HONG KONG’s upcoming artists and designers infiltrate the neighborhood of Wan Chai with public conversation boards, handmade vehicles, sound surveys and other explorations to culturally redefine public space in an ever-changing metropolis. They have taken over the former Wan Chai Police Headquarters and filled it with findings from investigations into a neighborhood shaped by the extremes of old and new, rich and poor. DETOUR 2012: Design Renegade – Prototyping Public Space aims to “cultivate awareness of the processes underway in public space in the city, as a measure of the health and vitality of the city at large”.
Love in Tai Kwok Tsui combined photographs of iconic Wanchai buildings with hand-drawn caricatures of the neighborhood characters who live there.
Living Pixels is a lighting collection produced by local Hong Kong women who sew recycled advertisement banners into irregular shaped lamps.
Artist Otto Li captured background music at different points around Wan Chai, translating it into a soundwave and then a touchable soundscape sculpture of pixel blocks.
Eggplant Production takes incredibly complex and detailed 2-D drawings and uses a 3-D printer to create beautiful tactile versions.
StickyLine design transforms paper into 3-dimensional forms that deconstruct and reconstruct space in an innovative form. They hosted a Coast Modules / Polygon Landfilling Workshop to raise awareness about the extensive reclamation work around the narrowing Victoria Harbour.
Human Screen by Lazehero
The Crying in Public experiment by Civic Center used street signs, removable vinyl stickers and chalkboards to engage passers-by with the emotional content of place.

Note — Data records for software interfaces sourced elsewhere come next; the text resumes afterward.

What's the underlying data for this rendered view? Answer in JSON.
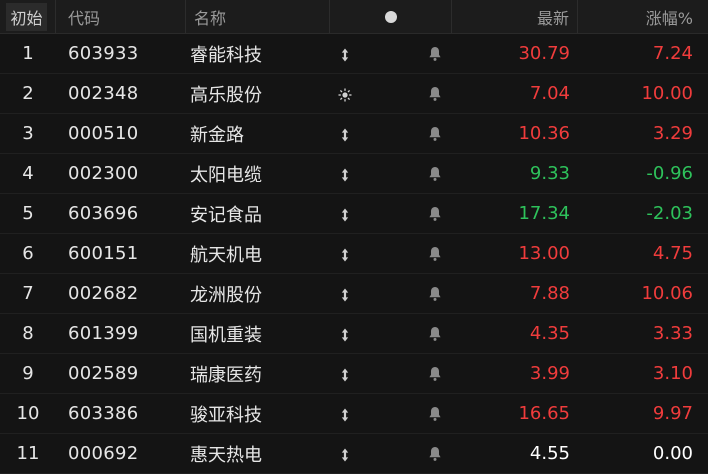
{
  "header": {
    "rank_label": "初始",
    "code_label": "代码",
    "name_label": "名称",
    "price_label": "最新",
    "change_label": "涨幅%"
  },
  "colors": {
    "up": "#f03c3c",
    "down": "#2ec25b",
    "flat": "#ffffff"
  },
  "rows": [
    {
      "rank": "1",
      "code": "603933",
      "name": "睿能科技",
      "icon": "up-down-arrows-icon",
      "price": "30.79",
      "change": "7.24",
      "price_color": "red",
      "change_color": "red"
    },
    {
      "rank": "2",
      "code": "002348",
      "name": "高乐股份",
      "icon": "sun-icon",
      "price": "7.04",
      "change": "10.00",
      "price_color": "red",
      "change_color": "red"
    },
    {
      "rank": "3",
      "code": "000510",
      "name": "新金路",
      "icon": "up-down-arrows-icon",
      "price": "10.36",
      "change": "3.29",
      "price_color": "red",
      "change_color": "red"
    },
    {
      "rank": "4",
      "code": "002300",
      "name": "太阳电缆",
      "icon": "up-down-arrows-icon",
      "price": "9.33",
      "change": "-0.96",
      "price_color": "green",
      "change_color": "green"
    },
    {
      "rank": "5",
      "code": "603696",
      "name": "安记食品",
      "icon": "up-down-arrows-icon",
      "price": "17.34",
      "change": "-2.03",
      "price_color": "green",
      "change_color": "green"
    },
    {
      "rank": "6",
      "code": "600151",
      "name": "航天机电",
      "icon": "up-down-arrows-icon",
      "price": "13.00",
      "change": "4.75",
      "price_color": "red",
      "change_color": "red"
    },
    {
      "rank": "7",
      "code": "002682",
      "name": "龙洲股份",
      "icon": "up-down-arrows-icon",
      "price": "7.88",
      "change": "10.06",
      "price_color": "red",
      "change_color": "red"
    },
    {
      "rank": "8",
      "code": "601399",
      "name": "国机重装",
      "icon": "up-down-arrows-icon",
      "price": "4.35",
      "change": "3.33",
      "price_color": "red",
      "change_color": "red"
    },
    {
      "rank": "9",
      "code": "002589",
      "name": "瑞康医药",
      "icon": "up-down-arrows-icon",
      "price": "3.99",
      "change": "3.10",
      "price_color": "red",
      "change_color": "red"
    },
    {
      "rank": "10",
      "code": "603386",
      "name": "骏亚科技",
      "icon": "up-down-arrows-icon",
      "price": "16.65",
      "change": "9.97",
      "price_color": "red",
      "change_color": "red"
    },
    {
      "rank": "11",
      "code": "000692",
      "name": "惠天热电",
      "icon": "up-down-arrows-icon",
      "price": "4.55",
      "change": "0.00",
      "price_color": "white",
      "change_color": "white"
    }
  ]
}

They aim to reclaim public space to “restore a sense of dignity, curiosity and basic empathy”, as one of Civic Center’s co-founders Candy Chang did in New Orleans with her “Before I Die” installation on abandoned houses after Storm Katrina.
Hong Kong recently proposed a new public policy plan to replace old diesel vehicles and deal with the increasing levels of pollution since 2007. The XYZ Mobile Factory reimagines a car-free district and conducts workshops where individuals can customize their own human-powered vehicles out of easily accessible materials.
Wave of Growth constructed frequencies from data about construction building across Hong Kong and in response created social furniture communicating this wave of growth, while giving the public a place to rest amid the continuous renewal and development projects.
The Shell Star Pavilion collaboration between Andrew Kudless and Riyad Joucka was developed through non-linear logistics of building construction aided by computer simulation. They see architecture as “a material body with its own intrinsic and extrinsic forces relating to form, growth and behaviour”. They aim to develop “material systems based on the hybridization of compressive materials and tensile membranes”.
In an era of digital space, these designers do not neglect and are unafraid to re-imagine the use of public space and physical materials. Where commerce guides most of human interaction, they admirably value being community-minded, emotionally communicative and most of all – fun.